Archaeology can help those in the present learn more about the past through archaeological excavations and the interpretation of the recovered materials. Archaeology was central to the development of Historic Fort Snelling as an interpreted historic site. The fort has been the focus of archaeological investigations for over fifty years, with the first excavations occurring in 1957–58. During this time, staff of the Minnesota Historical Society (MNHS) carried out what might be the largest archaeological excavation of a military installation ever conducted in the United States.
Initial archaeological research at the site of the original 1820s military installation was conducted by John Callendar, who was hired by MNHS with funding provided by the Minnesota Statehood Centennial Commission. At the time, the State Highway Department was proposing to build a multi-lane freeway through the site of the old fort. There was considerable public concern about the devastating effect the project would have on the historic site, and concerned citizens appealed to Russell Fridley, Director of the Society, to save the old fort.
When Callendar began his archaeological work, only four buildings dating to the original military settlement still stood: the Round Tower, Commanding Officer’s House, South Battery, and Officers' Quarters. The rest of the nineteenth century buildings, and the perimeter wall that had surrounded them, had long since been torn down. Despite the fact that very little remained of the original military installation, Russell Fridley recognized the site’s potential for presenting and interpreting the history of European Americans in Minnesota. To save Fort Snelling, Fridley knew he had to demonstrate that something remained of the early fort besides the four original buildings that still stood.
Callendar focused his excavations on areas near the Round Tower. Between the fall of 1957 and the fall of 1958, Callendar excavated part of the original fort wall and the foundations of the Powder Magazine, Schoolhouse and Sutler’s Store. This early investigation was considered a success because it showed that physical remains of early fort buildings did persist under the modern ground surface.
Archaeology at Fort Snelling resumed in the 1960s, after the federal government agreed to transfer most of the property to the State of Minnesota. For the next eighteen years, archaeologists spent the spring, summer and fall excavating the footprints of every building that had stood inside the walls at Fort Snelling, as well as stables, root cellars and other structures outside the walls. At the same time, researchers combed the National Archives for documents and maps related to the early years of the Fort.
The information obtained about nineteenth century construction methods through archaeology was used to guide the reconstruction of most of the original Fort Snelling buildings to an exacting level of historical accuracy. Artifact collections were mined for examples of contemporary furnishings, tools, and personal items, from which reproductions could be made.
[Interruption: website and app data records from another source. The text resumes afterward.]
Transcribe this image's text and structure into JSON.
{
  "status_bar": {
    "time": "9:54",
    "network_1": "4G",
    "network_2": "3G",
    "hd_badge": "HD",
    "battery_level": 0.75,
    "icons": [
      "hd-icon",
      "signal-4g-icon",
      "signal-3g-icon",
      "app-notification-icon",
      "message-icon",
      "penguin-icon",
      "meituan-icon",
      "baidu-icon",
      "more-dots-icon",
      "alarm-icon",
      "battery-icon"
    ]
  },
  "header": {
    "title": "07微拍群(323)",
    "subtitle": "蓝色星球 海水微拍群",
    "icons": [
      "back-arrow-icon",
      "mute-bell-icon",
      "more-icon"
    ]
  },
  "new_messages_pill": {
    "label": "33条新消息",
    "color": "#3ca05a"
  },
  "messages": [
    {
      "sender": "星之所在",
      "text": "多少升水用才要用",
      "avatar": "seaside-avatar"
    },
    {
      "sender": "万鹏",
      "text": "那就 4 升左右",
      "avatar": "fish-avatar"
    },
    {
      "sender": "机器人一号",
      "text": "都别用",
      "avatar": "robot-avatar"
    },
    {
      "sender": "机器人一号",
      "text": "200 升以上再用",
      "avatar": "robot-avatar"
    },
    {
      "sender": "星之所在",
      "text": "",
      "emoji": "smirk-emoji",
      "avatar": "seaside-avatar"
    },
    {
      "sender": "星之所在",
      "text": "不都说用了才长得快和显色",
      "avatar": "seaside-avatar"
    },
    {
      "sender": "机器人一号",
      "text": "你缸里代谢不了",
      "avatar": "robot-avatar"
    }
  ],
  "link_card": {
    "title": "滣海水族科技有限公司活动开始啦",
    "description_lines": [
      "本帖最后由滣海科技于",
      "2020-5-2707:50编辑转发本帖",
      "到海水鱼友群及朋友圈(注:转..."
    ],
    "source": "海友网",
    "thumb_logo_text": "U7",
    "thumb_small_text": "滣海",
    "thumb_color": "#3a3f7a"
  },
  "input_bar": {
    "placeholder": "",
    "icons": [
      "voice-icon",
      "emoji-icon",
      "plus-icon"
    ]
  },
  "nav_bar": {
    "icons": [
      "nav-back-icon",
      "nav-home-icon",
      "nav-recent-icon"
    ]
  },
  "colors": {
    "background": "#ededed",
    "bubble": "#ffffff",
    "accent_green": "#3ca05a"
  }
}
Archaeology was also used to investigate the four original buildings that were still standing, after concrete floors on their lowest levels were removed. This allowed the Society to identify how the buildings had been modified over the years and return them to their original appearance. In the Officer’s Quarters, a structure extensively remodeled in 1846, traces of the original 1820s building were discovered, hidden behind later construction. This included a set of seven root cellars, built in the 1820s, that extend under the parade ground from the lower level of the building, and are still intact today.
In 1970, Minnesota History devoted an entire issue to the story of Historic Fort Snelling, including an article about the archaeology that had been done at the site to date. In the article, the project is described as being about half done. That same year, the fort opened to the public as an interpreted historic site, telling the story of the first permanent United States presence in what is now Minnesota.
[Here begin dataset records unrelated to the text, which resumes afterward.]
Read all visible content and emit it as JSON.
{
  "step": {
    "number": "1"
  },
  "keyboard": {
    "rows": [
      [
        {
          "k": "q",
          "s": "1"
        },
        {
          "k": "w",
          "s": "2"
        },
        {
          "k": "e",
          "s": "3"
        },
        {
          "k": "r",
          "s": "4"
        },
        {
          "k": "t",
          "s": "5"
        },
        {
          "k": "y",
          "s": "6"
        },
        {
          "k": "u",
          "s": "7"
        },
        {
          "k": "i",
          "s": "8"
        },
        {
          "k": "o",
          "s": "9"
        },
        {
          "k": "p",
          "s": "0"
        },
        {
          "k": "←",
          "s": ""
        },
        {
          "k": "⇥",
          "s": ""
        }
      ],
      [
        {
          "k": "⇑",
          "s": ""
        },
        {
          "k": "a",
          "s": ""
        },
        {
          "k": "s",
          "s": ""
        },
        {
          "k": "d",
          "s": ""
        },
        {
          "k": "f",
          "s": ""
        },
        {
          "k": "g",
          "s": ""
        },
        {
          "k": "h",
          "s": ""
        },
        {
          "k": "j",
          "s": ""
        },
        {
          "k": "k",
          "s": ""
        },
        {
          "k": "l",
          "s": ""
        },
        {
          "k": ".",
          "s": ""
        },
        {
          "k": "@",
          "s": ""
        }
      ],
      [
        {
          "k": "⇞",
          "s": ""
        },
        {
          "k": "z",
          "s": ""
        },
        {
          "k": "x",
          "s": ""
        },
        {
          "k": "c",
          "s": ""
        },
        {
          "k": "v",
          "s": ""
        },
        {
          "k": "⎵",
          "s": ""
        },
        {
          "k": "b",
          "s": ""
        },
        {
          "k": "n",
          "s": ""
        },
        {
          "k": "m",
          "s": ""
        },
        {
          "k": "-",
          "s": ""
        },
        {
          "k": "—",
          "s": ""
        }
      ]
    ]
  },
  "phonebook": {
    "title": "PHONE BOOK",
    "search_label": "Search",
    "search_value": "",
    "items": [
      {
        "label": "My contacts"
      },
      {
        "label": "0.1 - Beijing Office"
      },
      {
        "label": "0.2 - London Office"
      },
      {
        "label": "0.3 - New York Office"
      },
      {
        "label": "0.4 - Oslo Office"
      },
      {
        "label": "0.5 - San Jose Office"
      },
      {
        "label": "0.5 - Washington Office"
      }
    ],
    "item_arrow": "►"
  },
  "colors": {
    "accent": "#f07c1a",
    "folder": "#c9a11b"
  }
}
The Fort Snelling Restoration Archaeology Project was essentially complete by the early 1980s. A total of almost 53,000 square feet had been excavated at the site of the original Fort Snelling military installation. An estimated half-million artifacts had been recovered from the site. Almost two dozen buildings and other structures such as walls and a wellhouse had been reconstructed to their 1820s appearance.
The Fort Snelling Restoration Project is just one example of how archaeology has been used in the telling and shaping of Minnesota history. Archaeology has also been used to inform our understanding of the longer histories within the state. Indeed, archaeology has produced evidence of human activity within the state dating back to at least 9,000–12,000 years ago.